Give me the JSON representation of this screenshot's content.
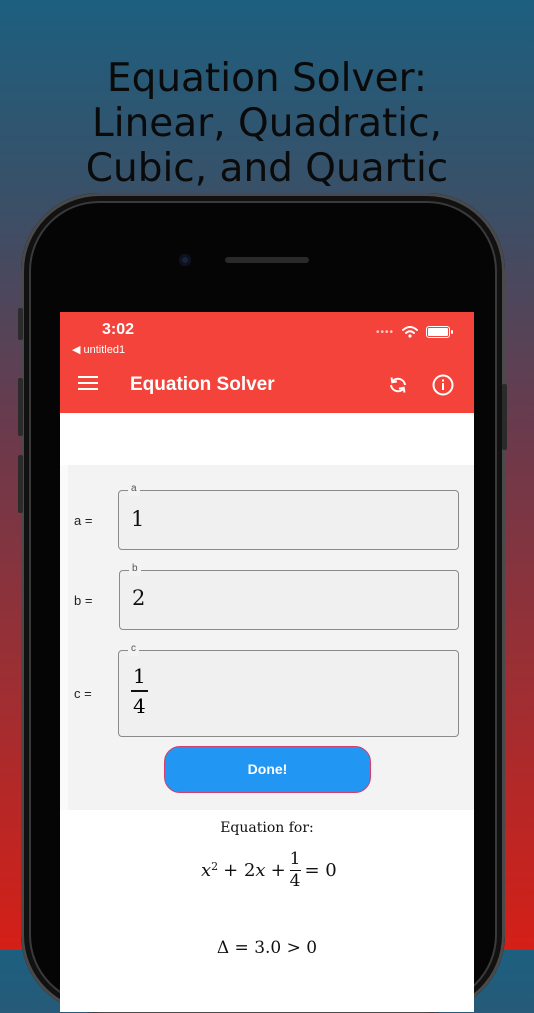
{
  "promo": {
    "title": "Equation Solver: Linear, Quadratic, Cubic, and Quartic"
  },
  "status_bar": {
    "time": "3:02",
    "back_app": "◀ untitled1",
    "signal": "••••"
  },
  "app_bar": {
    "title": "Equation Solver",
    "background": "#f4433a",
    "icons": [
      "menu-icon",
      "refresh-icon",
      "info-icon"
    ]
  },
  "form": {
    "fields": [
      {
        "row_label": "a =",
        "legend": "a",
        "value": "1"
      },
      {
        "row_label": "b =",
        "legend": "b",
        "value": "2"
      },
      {
        "row_label": "c =",
        "legend": "c",
        "numerator": "1",
        "denominator": "4"
      }
    ],
    "done_label": "Done!",
    "done_color": "#2196f3"
  },
  "result": {
    "caption": "Equation for:",
    "equation": {
      "x": "x",
      "exp": "2",
      "plus1": "+ 2",
      "x2": "x",
      "plus2": "+",
      "num": "1",
      "den": "4",
      "eq": "= 0"
    },
    "discriminant_partial": "Δ = 3.0 > 0"
  }
}
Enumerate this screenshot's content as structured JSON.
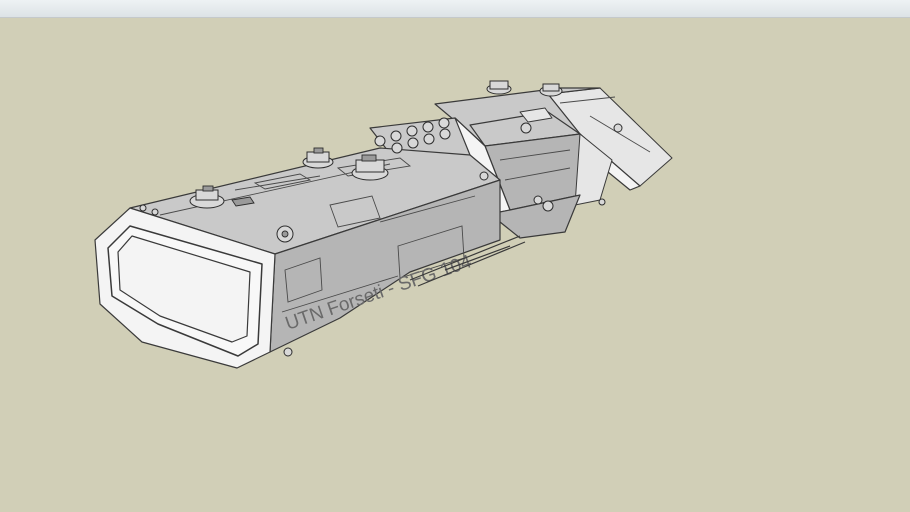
{
  "window": {
    "background_color": "#d1cfb7",
    "toolbar_color": "#e8edf0"
  },
  "model": {
    "hull_label": "UTN Forseti - SFG 104"
  }
}
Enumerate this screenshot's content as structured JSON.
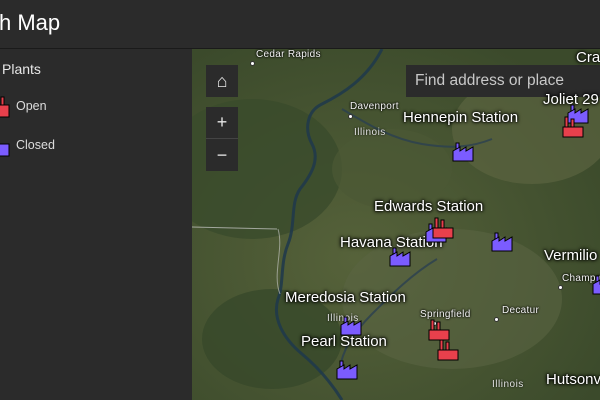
{
  "header": {
    "title": "sh Map"
  },
  "legend": {
    "title": "Plants",
    "items": [
      {
        "label": "Open",
        "color": "#e8404c"
      },
      {
        "label": "Closed",
        "color": "#7b5cff"
      }
    ]
  },
  "map": {
    "search_placeholder": "Find address or place",
    "home_symbol": "⌂",
    "zoom_in_symbol": "+",
    "zoom_out_symbol": "−",
    "cities": [
      "Cedar Rapids",
      "Davenport",
      "Springfield",
      "Decatur",
      "Champa"
    ],
    "states": [
      "Illinois",
      "Illinois",
      "Illinois"
    ],
    "stations": [
      "Hennepin Station",
      "Edwards Station",
      "Havana Station",
      "Meredosia Station",
      "Pearl Station",
      "Vermilio",
      "Hutsonv",
      "Joliet 29",
      "Cra"
    ]
  }
}
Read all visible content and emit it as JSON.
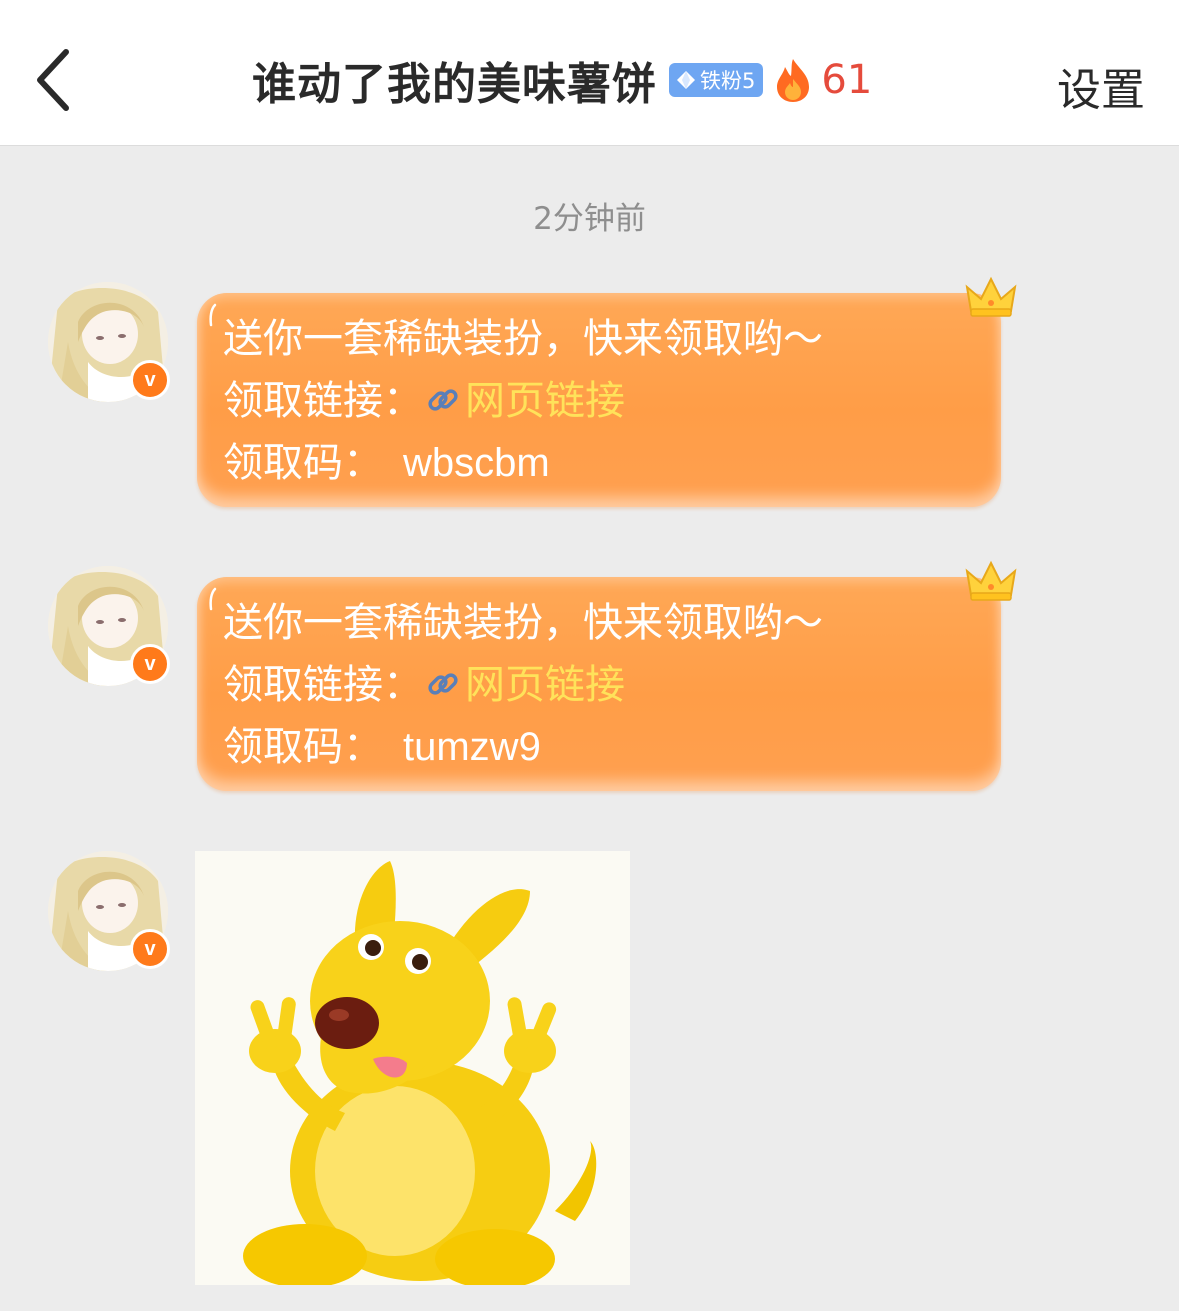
{
  "header": {
    "title": "谁动了我的美味薯饼",
    "fan_badge": "铁粉5",
    "fire_count": "61",
    "settings_label": "设置"
  },
  "chat": {
    "timestamp": "2分钟前",
    "messages": [
      {
        "line1": "送你一套稀缺装扮，快来领取哟～",
        "link_label": "领取链接：",
        "link_text": "网页链接",
        "code_label": "领取码：",
        "code": "wbscbm"
      },
      {
        "line1": "送你一套稀缺装扮，快来领取哟～",
        "link_label": "领取链接：",
        "link_text": "网页链接",
        "code_label": "领取码：",
        "code": "tumzw9"
      }
    ],
    "verified_badge": "v"
  },
  "colors": {
    "bubble": "#ff9f4a",
    "link": "#ffe25a",
    "fire_count": "#e54b3c",
    "verified": "#ff7a1a",
    "fan_badge": "#6ea6f2"
  },
  "icons": [
    "back-arrow-icon",
    "diamond-icon",
    "fire-icon",
    "link-icon",
    "crown-icon",
    "verified-icon"
  ]
}
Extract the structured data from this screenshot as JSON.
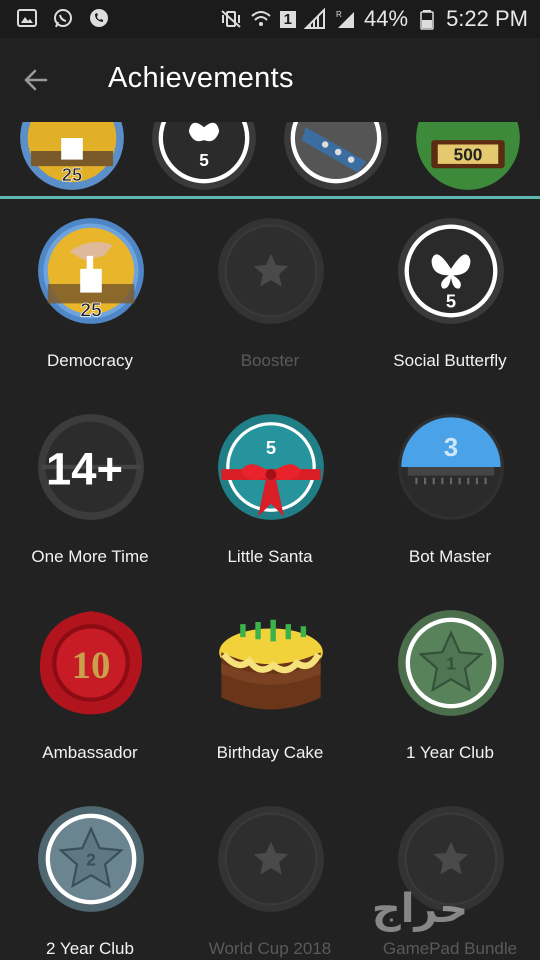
{
  "status_bar": {
    "battery": "44%",
    "time": "5:22 PM",
    "sim_label": "1"
  },
  "app_bar": {
    "title": "Achievements"
  },
  "strip": {
    "badges": [
      {
        "icon": "democracy-badge-icon",
        "number": "25"
      },
      {
        "icon": "social-butterfly-badge-icon",
        "number": "5"
      },
      {
        "icon": "sash-badge-icon"
      },
      {
        "icon": "crate-badge-icon",
        "number": "500"
      }
    ]
  },
  "achievements": [
    {
      "name": "Democracy",
      "locked": false,
      "badge": "democracy",
      "number": "25"
    },
    {
      "name": "Booster",
      "locked": true,
      "badge": "locked-star"
    },
    {
      "name": "Social Butterfly",
      "locked": false,
      "badge": "butterfly",
      "number": "5"
    },
    {
      "name": "One More Time",
      "locked": false,
      "badge": "flip-counter",
      "number": "14+"
    },
    {
      "name": "Little Santa",
      "locked": false,
      "badge": "gift-ribbon",
      "number": "5"
    },
    {
      "name": "Bot Master",
      "locked": false,
      "badge": "bot-dome",
      "number": "3"
    },
    {
      "name": "Ambassador",
      "locked": false,
      "badge": "wax-seal",
      "number": "10"
    },
    {
      "name": "Birthday Cake",
      "locked": false,
      "badge": "cake"
    },
    {
      "name": "1 Year Club",
      "locked": false,
      "badge": "green-star",
      "number": "1"
    },
    {
      "name": "2 Year Club",
      "locked": false,
      "badge": "blue-star",
      "number": "2"
    },
    {
      "name": "World Cup 2018",
      "locked": true,
      "badge": "locked-star"
    },
    {
      "name": "GamePad Bundle",
      "locked": true,
      "badge": "locked-star"
    }
  ],
  "watermark_text": "حراج",
  "colors": {
    "accent_line": "#5fb8b0",
    "background": "#222222",
    "locked_label": "#5a5a5a"
  }
}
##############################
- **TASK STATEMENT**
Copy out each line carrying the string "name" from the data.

- **ANSWER TO THIS EXERCISE**
      "name": "Democracy",
      "name": "Booster",
      "name": "Social Butterfly",
      "name": "One More Time",
      "name": "Little Santa",
      "name": "Bot Master",
      "name": "Ambassador",
      "name": "Birthday Cake",
      "name": "1 Year Club",
      "name": "2 Year Club",
      "name": "World Cup 2018",
      "name": "GamePad Bundle",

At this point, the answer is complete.